  2. Schools are responsible for determining student contact hours. Please refer to University Policy on contact hours (extract contained within section 10 of the Module Descriptor guidance note).
    This will normally be variable across Schools, dependent on Programmes &/or Professional requirements.

Equality and Diversity
The University's Equality, Diversity and Human Rights Procedure can be accessed at the following link: UWS Equality and Diversity Policy.

The range of musical and cultural content within the module can be adapted to encompass the requirements of a range of gender and nationality reflecting the global music industry.
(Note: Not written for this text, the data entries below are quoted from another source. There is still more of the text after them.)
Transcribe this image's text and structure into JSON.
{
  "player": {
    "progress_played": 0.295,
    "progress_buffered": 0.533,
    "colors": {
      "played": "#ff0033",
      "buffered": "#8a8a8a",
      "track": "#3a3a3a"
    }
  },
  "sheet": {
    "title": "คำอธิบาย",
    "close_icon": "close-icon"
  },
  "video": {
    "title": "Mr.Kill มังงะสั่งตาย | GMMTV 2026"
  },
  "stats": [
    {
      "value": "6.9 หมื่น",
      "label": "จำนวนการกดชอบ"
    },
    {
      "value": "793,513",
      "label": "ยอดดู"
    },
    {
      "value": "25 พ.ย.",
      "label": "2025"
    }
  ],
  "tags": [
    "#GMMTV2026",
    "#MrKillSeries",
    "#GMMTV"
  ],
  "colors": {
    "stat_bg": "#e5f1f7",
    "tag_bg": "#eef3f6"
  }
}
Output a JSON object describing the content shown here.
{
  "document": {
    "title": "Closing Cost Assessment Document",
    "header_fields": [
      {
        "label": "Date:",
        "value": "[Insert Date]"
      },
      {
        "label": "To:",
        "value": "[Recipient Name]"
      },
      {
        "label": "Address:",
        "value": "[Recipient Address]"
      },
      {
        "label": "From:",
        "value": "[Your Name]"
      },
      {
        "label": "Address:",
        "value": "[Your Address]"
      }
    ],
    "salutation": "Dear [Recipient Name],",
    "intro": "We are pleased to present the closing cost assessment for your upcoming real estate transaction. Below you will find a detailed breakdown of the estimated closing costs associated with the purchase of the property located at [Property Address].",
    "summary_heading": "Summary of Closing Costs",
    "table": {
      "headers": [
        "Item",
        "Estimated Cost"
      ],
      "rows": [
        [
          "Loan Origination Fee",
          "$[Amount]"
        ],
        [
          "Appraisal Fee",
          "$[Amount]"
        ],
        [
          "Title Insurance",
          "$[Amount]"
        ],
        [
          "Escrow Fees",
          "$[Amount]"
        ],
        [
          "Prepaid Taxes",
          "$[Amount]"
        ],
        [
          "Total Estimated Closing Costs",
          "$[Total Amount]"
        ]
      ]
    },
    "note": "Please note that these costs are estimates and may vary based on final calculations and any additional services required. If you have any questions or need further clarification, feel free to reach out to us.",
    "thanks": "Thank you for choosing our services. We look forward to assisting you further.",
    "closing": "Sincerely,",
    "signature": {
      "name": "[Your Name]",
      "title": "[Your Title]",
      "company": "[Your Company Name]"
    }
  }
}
UWS Equality and Diversity Policy
(N.B. Every effort will be made by the University to accommodate any equality and diversity issues brought to the attention of the School)

2014 University of the West of Scotland

University of the West of Scotland is a Registered Scottish Charity.

Charity number SC002520.